  4. Ketamine reduces muscle pain, temporal summation, and referred pain in fibromyalgia patients. Graven-Nielsen, T, et al. 2000, Pain, Vol. 85, pp. 483-491.
  5. Nociception from skeletal muscle in relation to clinical muscle pain. Mense, S. 1993, Pain, Vol. 54, pp. 241-289.
  6. Peripheral Mechanisms of Ischemic Myalgia. Queme, LF, Ross, JL and Jankowski, MP. 419, 2017, Fron Cell Neurosc, Vol. 11, p. doi: 10.3389/fncel.2017.00419.
  7. Melzack, R and Wall, PD. The Challenge of Pain. London : Penguin Books, 1996.
  8. Recent advances in the neurophysiology of chronic pain. Baker, K. 2005, Emergency Medicine of Australasia, Vol. 17, pp. 65-72.
  9. Appearance of new receptive fields in rat dorsal horn neurons following noxious stimulation of skeletal muscle: a model for referral of muscle pain? Hoheisel, U, et al. 1993, Neurosci Lett, Vol. 153, pp. 9-12.

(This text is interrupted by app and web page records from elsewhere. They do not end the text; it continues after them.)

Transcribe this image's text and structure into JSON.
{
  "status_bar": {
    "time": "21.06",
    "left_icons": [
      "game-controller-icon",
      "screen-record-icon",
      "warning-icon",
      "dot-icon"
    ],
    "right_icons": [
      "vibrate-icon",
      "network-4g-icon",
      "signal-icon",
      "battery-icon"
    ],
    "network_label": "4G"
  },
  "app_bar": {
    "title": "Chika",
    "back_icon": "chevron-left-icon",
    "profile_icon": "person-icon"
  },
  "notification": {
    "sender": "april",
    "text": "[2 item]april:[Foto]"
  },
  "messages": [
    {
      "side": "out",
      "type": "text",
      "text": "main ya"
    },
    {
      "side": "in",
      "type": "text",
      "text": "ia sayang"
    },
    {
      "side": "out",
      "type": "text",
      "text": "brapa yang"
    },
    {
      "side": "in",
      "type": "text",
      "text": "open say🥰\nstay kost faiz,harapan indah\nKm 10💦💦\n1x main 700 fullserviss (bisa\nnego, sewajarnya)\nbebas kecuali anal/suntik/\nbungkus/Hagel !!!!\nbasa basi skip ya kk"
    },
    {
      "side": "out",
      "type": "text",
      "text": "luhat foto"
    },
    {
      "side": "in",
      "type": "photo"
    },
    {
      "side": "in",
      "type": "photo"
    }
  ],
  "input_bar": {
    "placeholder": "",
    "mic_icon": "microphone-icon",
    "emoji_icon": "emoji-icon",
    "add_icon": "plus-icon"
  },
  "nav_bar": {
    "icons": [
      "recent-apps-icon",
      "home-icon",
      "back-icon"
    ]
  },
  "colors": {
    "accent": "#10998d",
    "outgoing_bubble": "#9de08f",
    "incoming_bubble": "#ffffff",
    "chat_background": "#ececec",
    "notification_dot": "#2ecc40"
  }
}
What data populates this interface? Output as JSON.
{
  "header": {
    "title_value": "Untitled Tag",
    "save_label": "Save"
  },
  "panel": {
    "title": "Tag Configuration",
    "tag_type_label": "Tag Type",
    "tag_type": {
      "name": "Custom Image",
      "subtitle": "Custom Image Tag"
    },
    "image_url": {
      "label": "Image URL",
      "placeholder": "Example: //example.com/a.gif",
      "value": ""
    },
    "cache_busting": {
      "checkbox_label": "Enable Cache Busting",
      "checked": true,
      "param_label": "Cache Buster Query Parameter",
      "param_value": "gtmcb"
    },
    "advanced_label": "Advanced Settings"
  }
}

  10. Temporal summation of pain from mechanical stimulation of muscle tissue in normal controls and subjects with fibromyalgia syndrome. Staud, R, et al. 2003, Pain, Vol. 102, pp. 1078-1089. 87-95.
  11. Brain activity associated with slow temporal summation of C-fiber evoked pain in fibromyalgia patients and healthy controls. Staud, R, et al. 2008, Eur J Pain, Vol. 12, pp. 1078-1089.
  12. Evidence of dysfunctional pain inhibition in fibromyalgia reflected in rACC during provoked pain. Jensen, K, et al. 2009, Pain, Vol. 144, pp. 95-100.